0
$\begingroup$

In a sample of $15$ normally distributed random variables with unknown expectation $µ$ and variance $σ^2$, the sample mean was $10.3$ and the sample variance $s^2$ was $0.13.$ Make a symmetric confidence interval for $µ$ at the $99$% confidence level.

Well, the confidence interval is given by

$$\mu=\overline{X}\pm z\frac{s}{\sqrt{n}},$$

where $\Phi(z)=(1+q)/2.$ I have that

$$\Phi(z)=\frac{1+0.99}{2}=0.995 \implies z=\Phi^{-1}(0.995)=??$$

Which one of the ones I've marked should I choose?

The book says $z=2.977,$ which doesn't seem close to what I had in mind. Why this deviation?

enter image description here

$\endgroup$
  • $\begingroup$ You need to consult the inverse-phi tables. I dont have them in front of me but i think its 2.5758 from memory... $\endgroup$ – David Quinn May 15 '18 at 17:34
  • $\begingroup$ Have you seen the picture I've inserted? That's the exact table I'm refering to and there are 7 different values of 0.995 there. $\endgroup$ – Parseval May 15 '18 at 17:37
  • $\begingroup$ Yes this is the phi table, but you need the inverse phi table! $\endgroup$ – David Quinn May 15 '18 at 17:38
  • $\begingroup$ I don't have such a table, it's not in the book.

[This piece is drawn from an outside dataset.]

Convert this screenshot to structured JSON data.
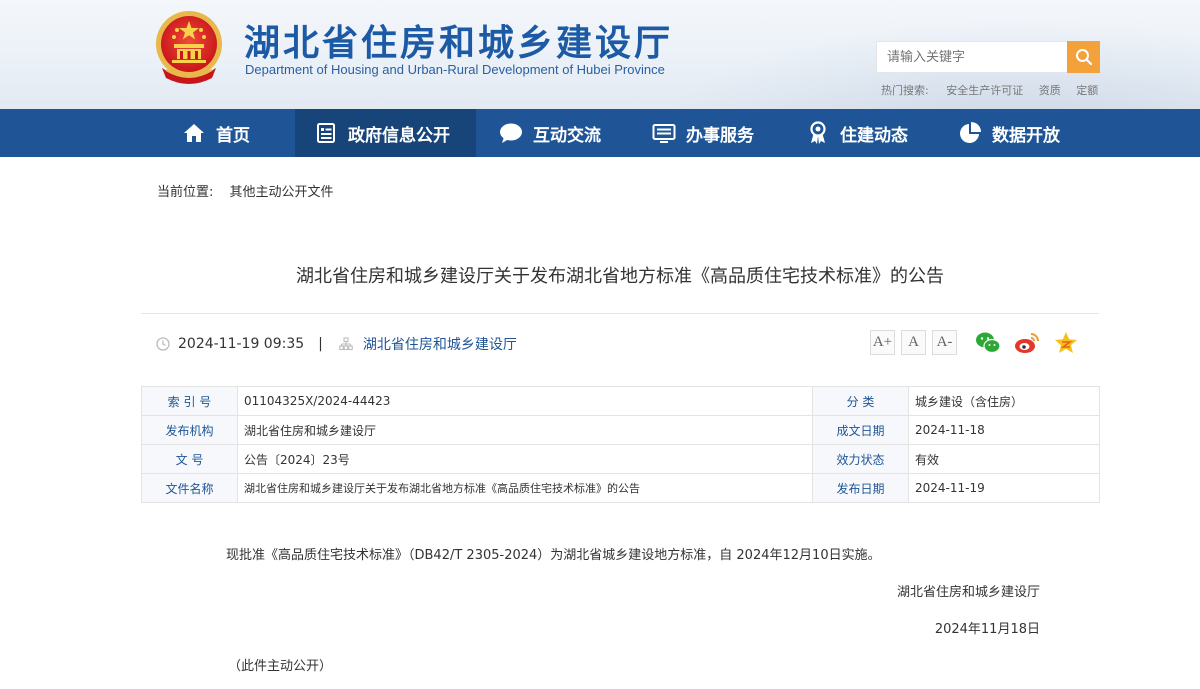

And the book refers to the phi-table only. Also, the answer you got as 2.5758 is wrong according to the book. $\endgroup$ – Parseval May 15 '18 at 17:42
  • 1
    $\begingroup$ @Parseval At this "normal" table we have $\Phi(2.57)=0.99492$ and $\Phi(2.58)= .99506$. Thus $\Phi^{-1}(0.995)\approx 2.575$. You can obtain a better result by applying $\text{linear interpolation}$. $\endgroup$ – callculus May 15 '18 at 18:49
1
$\begingroup$

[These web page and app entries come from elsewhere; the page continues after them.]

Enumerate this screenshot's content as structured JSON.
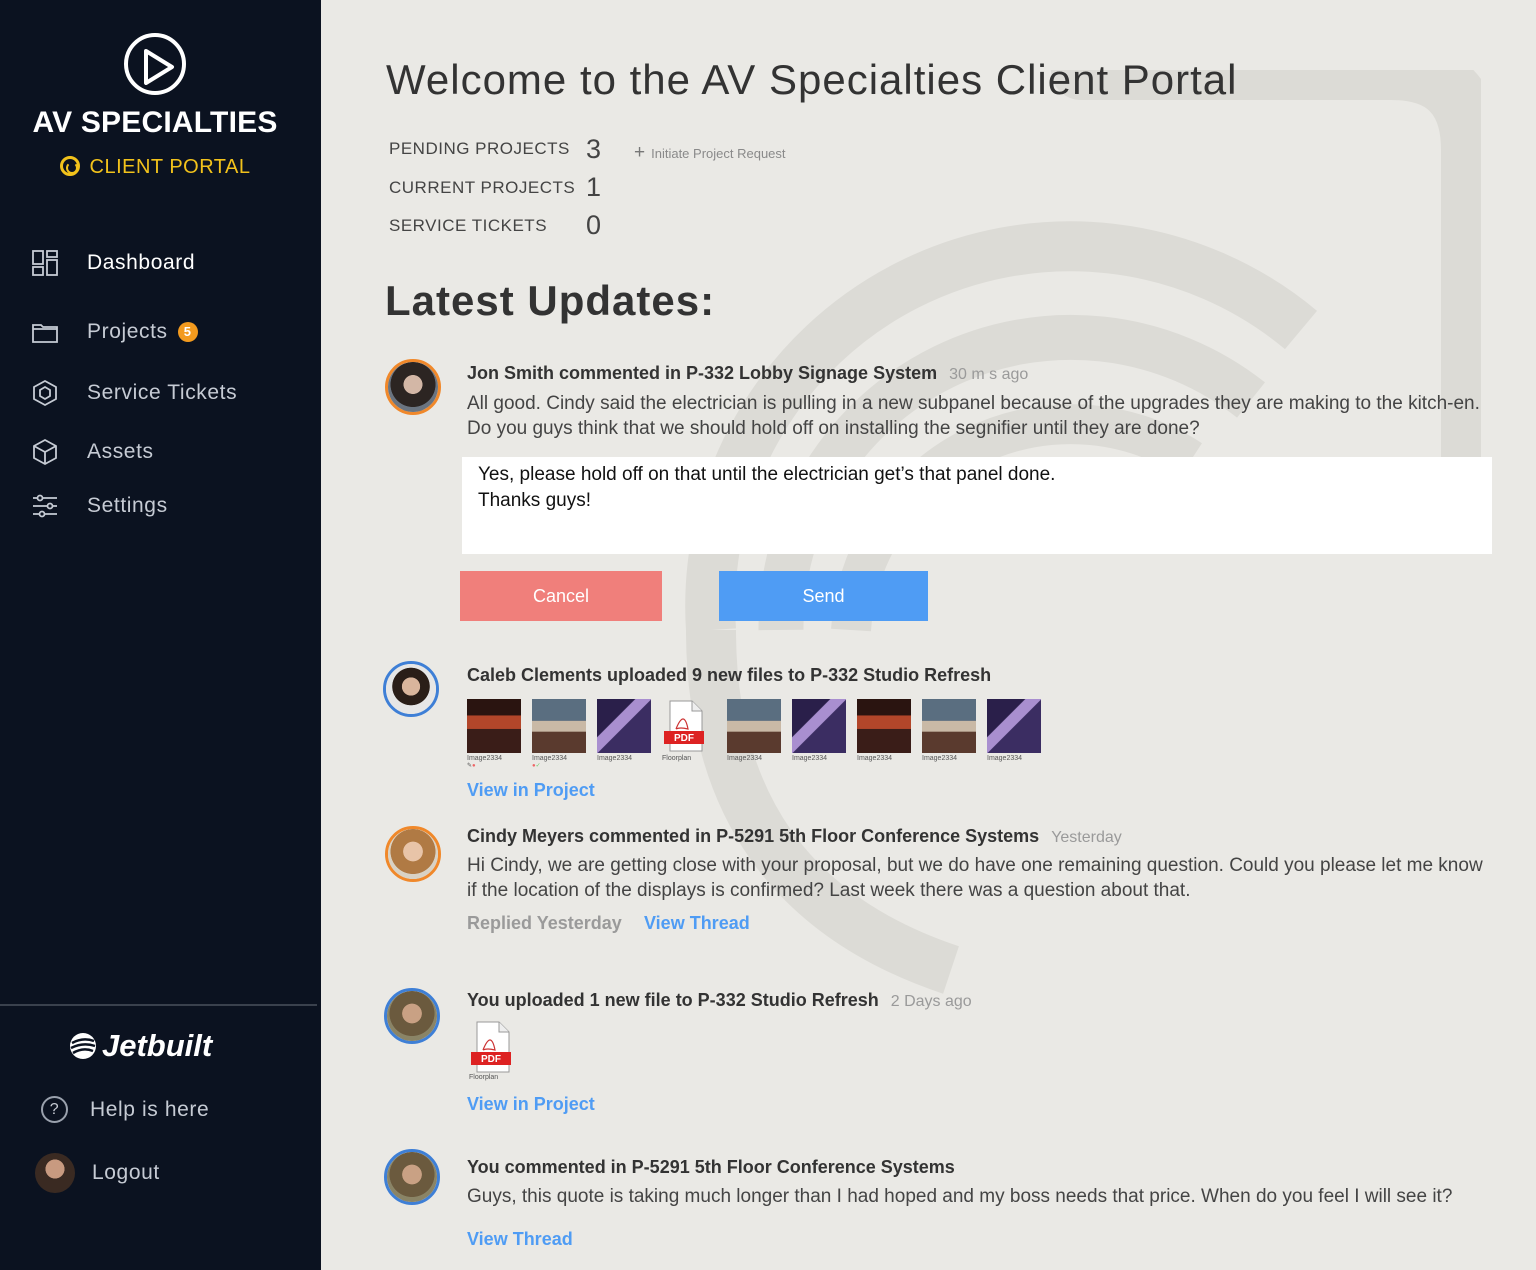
{
  "brand": {
    "name": "AV SPECIALTIES",
    "subtitle": "CLIENT PORTAL"
  },
  "nav": {
    "dashboard": "Dashboard",
    "projects": "Projects",
    "projects_badge": "5",
    "service_tickets": "Service Tickets",
    "assets": "Assets",
    "settings": "Settings"
  },
  "footer": {
    "jetbuilt": "Jetbuilt",
    "help": "Help is here",
    "logout": "Logout"
  },
  "header": {
    "title": "Welcome to the AV Specialties Client Portal"
  },
  "stats": {
    "pending_label": "PENDING PROJECTS",
    "pending_value": "3",
    "current_label": "CURRENT PROJECTS",
    "current_value": "1",
    "tickets_label": "SERVICE TICKETS",
    "tickets_value": "0",
    "initiate": "Initiate Project Request"
  },
  "updates_title": "Latest Updates:",
  "feed": {
    "item1": {
      "head": "Jon Smith commented in P-332 Lobby Signage System",
      "time": "30 m        s ago",
      "body": "All good. Cindy said the  electrician is pulling in a new subpanel because of the upgrades they are making to the kitch-en. Do you guys think that we should hold off on installing the segnifier until they are done?",
      "reply_line1": "Yes, please hold off on that until the electrician get’s that panel done.",
      "reply_line2": "Thanks guys!",
      "cancel": "Cancel",
      "send": "Send"
    },
    "item2": {
      "head": "Caleb Clements uploaded 9 new files to P-332 Studio Refresh",
      "files": [
        "Image2334",
        "Image2334",
        "Image2334",
        "Floorplan",
        "Image2334",
        "Image2334",
        "Image2334",
        "Image2334",
        "Image2334"
      ],
      "pdf_label": "PDF",
      "link": "View in Project"
    },
    "item3": {
      "head": "Cindy Meyers commented in P-5291 5th Floor Conference Systems",
      "time": "Yesterday",
      "body": "Hi Cindy, we are getting close with your proposal, but we do have one remaining question. Could you please let me know if the location of the displays is confirmed? Last week there was a question about that.",
      "replied": "Replied Yesterday",
      "link": "View Thread"
    },
    "item4": {
      "head": "You uploaded 1 new file to P-332 Studio Refresh",
      "time": "2 Days ago",
      "file": "Floorplan",
      "pdf_label": "PDF",
      "link": "View in Project"
    },
    "item5": {
      "head": "You commented in P-5291 5th Floor Conference Systems",
      "body": "Guys, this quote is taking much longer than I had hoped and my boss needs that price. When do you feel I will see it?",
      "link": "View Thread"
    }
  },
  "colors": {
    "sidebar_bg": "#0b1220",
    "accent_yellow": "#f2c21b",
    "badge_orange": "#f39a1e",
    "cancel_red": "#f07f7b",
    "send_blue": "#4f9cf4",
    "link_blue": "#4f9cf4",
    "avatar_orange": "#f0882a",
    "avatar_blue": "#3e7fd6"
  }
}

The discrepancy is related to the $t$-distribution. Recall that the cost of replacing an unknown $\sigma^2$ with its estimate $S^2$ is that the resulting quantity $$\frac{\overline x - \mu}{S / \sqrt n}$$ has a student's $t$-distribution, not a normal distribution. (If you replaced $S$ with $\sigma$, then the quantity would have a normal distribution; also, as $n \to \infty$, the student's $t$-distribution approximates a standard normal distribution.)

As a result, you are consulting the wrong table. You instead need a table of values for a $t$-distribution with 14 df. You can verify that the book's calculator is correct with, for instance, this calculator (df = 14, $P(T \leq t) = 0.995$).

$\endgroup$
  • $\begingroup$ Ah I see now. So everytime my true variance is unknown, but is approximated by a sample, then I have to consult the degrees of fredom table? $\endgroup$ – Parseval May 15 '18 at 18:26
  • $\begingroup$ Correct.${}{}{}$ $\endgroup$ – Aaron Montgomery May 15 '18 at 18:26
  • 1
    $\begingroup$ I'll keep this in mind, thank you Aaron! $\endgroup$ – Parseval May 15 '18 at 18:30
1
$\begingroup$

I am reliably informed by my calculator that $$\Phi^{-1}(0.995)=2.57582936$$

$\endgroup$
  • $\begingroup$ You have a great calculator. It can be checked by an online calculator as well. $\endgroup$ – callculus May 15 '18 at 17:57
  • $\begingroup$ I have a Ti-84 Texas instrument. I can also confirm this now. $\endgroup$ – Parseval May 15 '18 at 18:17

Your Answer

By clicking “Post Your Answer”, you agree to our terms of service, privacy policy and cookie policy

Not the answer you're looking for? Browse other questions tagged or ask your own question.